# [What you will do]
Please give the data again in full, exactly as provided.

Interface dataset entries:

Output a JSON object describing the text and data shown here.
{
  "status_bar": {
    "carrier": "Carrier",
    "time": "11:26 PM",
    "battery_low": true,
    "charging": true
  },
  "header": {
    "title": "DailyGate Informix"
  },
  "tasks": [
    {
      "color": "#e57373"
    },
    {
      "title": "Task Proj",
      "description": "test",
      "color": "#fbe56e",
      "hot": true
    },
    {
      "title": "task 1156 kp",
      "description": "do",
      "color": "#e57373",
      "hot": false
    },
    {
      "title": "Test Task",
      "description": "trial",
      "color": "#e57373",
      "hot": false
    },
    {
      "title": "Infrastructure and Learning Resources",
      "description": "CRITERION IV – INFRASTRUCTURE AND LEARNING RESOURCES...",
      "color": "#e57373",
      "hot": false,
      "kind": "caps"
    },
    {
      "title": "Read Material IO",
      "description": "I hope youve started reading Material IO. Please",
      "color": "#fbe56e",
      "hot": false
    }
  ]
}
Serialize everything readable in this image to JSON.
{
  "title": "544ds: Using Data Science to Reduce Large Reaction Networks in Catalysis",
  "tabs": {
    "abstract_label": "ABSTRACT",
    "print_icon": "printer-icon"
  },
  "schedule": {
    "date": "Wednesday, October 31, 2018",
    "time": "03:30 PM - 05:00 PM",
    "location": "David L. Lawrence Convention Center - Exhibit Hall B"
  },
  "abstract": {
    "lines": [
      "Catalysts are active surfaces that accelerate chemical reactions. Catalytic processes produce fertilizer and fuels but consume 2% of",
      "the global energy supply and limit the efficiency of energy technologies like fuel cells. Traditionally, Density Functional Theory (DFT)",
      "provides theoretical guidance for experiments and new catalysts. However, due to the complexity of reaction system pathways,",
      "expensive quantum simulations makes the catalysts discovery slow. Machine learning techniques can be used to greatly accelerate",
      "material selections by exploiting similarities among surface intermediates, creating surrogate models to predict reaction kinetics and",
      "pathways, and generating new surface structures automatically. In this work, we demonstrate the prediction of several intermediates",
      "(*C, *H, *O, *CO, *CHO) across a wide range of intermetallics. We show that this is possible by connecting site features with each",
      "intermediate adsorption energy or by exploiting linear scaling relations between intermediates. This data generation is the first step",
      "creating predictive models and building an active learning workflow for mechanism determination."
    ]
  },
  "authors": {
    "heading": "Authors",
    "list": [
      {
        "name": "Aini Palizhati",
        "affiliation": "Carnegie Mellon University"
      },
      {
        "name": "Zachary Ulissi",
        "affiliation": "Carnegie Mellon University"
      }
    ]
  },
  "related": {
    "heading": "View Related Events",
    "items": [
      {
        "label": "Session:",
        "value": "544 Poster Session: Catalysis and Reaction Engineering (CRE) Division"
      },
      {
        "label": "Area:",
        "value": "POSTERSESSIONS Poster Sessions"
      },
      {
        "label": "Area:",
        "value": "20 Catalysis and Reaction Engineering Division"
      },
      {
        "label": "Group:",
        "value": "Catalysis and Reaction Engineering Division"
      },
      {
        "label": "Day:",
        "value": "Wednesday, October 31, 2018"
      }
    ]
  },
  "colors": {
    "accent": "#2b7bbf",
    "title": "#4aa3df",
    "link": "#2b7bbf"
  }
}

# [Answer to the exercise]
Output a JSON object describing the text and data shown here.
{
  "status_bar": {
    "carrier": "Carrier",
    "time": "11:26 PM",
    "battery_low": true,
    "charging": true
  },
  "header": {
    "title": "DailyGate Informix"
  },
  "tasks": [
    {
      "color": "#e57373"
    },
    {
      "title": "Task Proj",
      "description": "test",
      "color": "#fbe56e",
      "hot": true
    },
    {
      "title": "task 1156 kp",
      "description": "do",
      "color": "#e57373",
      "hot": false
    },
    {
      "title": "Test Task",
      "description": "trial",
      "color": "#e57373",
      "hot": false
    },
    {
      "title": "Infrastructure and Learning Resources",
      "description": "CRITERION IV – INFRASTRUCTURE AND LEARNING RESOURCES...",
      "color": "#e57373",
      "hot": false,
      "kind": "caps"
    },
    {
      "title": "Read Material IO",
      "description": "I hope youve started reading Material IO. Please",
      "color": "#fbe56e",
      "hot": false
    }
  ]
}
Serialize everything readable in this image to JSON.
{
  "title": "544ds: Using Data Science to Reduce Large Reaction Networks in Catalysis",
  "tabs": {
    "abstract_label": "ABSTRACT",
    "print_icon": "printer-icon"
  },
  "schedule": {
    "date": "Wednesday, October 31, 2018",
    "time": "03:30 PM - 05:00 PM",
    "location": "David L. Lawrence Convention Center - Exhibit Hall B"
  },
  "abstract": {
    "lines": [
      "Catalysts are active surfaces that accelerate chemical reactions. Catalytic processes produce fertilizer and fuels but consume 2% of",
      "the global energy supply and limit the efficiency of energy technologies like fuel cells. Traditionally, Density Functional Theory (DFT)",
      "provides theoretical guidance for experiments and new catalysts. However, due to the complexity of reaction system pathways,",
      "expensive quantum simulations makes the catalysts discovery slow. Machine learning techniques can be used to greatly accelerate",
      "material selections by exploiting similarities among surface intermediates, creating surrogate models to predict reaction kinetics and",
      "pathways, and generating new surface structures automatically. In this work, we demonstrate the prediction of several intermediates",
      "(*C, *H, *O, *CO, *CHO) across a wide range of intermetallics. We show that this is possible by connecting site features with each",
      "intermediate adsorption energy or by exploiting linear scaling relations between intermediates. This data generation is the first step",
      "creating predictive models and building an active learning workflow for mechanism determination."
    ]
  },
  "authors": {
    "heading": "Authors",
    "list": [
      {
        "name": "Aini Palizhati",
        "affiliation": "Carnegie Mellon University"
      },
      {
        "name": "Zachary Ulissi",
        "affiliation": "Carnegie Mellon University"
      }
    ]
  },
  "related": {
    "heading": "View Related Events",
    "items": [
      {
        "label": "Session:",
        "value": "544 Poster Session: Catalysis and Reaction Engineering (CRE) Division"
      },
      {
        "label": "Area:",
        "value": "POSTERSESSIONS Poster Sessions"
      },
      {
        "label": "Area:",
        "value": "20 Catalysis and Reaction Engineering Division"
      },
      {
        "label": "Group:",
        "value": "Catalysis and Reaction Engineering Division"
      },
      {
        "label": "Day:",
        "value": "Wednesday, October 31, 2018"
      }
    ]
  },
  "colors": {
    "accent": "#2b7bbf",
    "title": "#4aa3df",
    "link": "#2b7bbf"
  }
}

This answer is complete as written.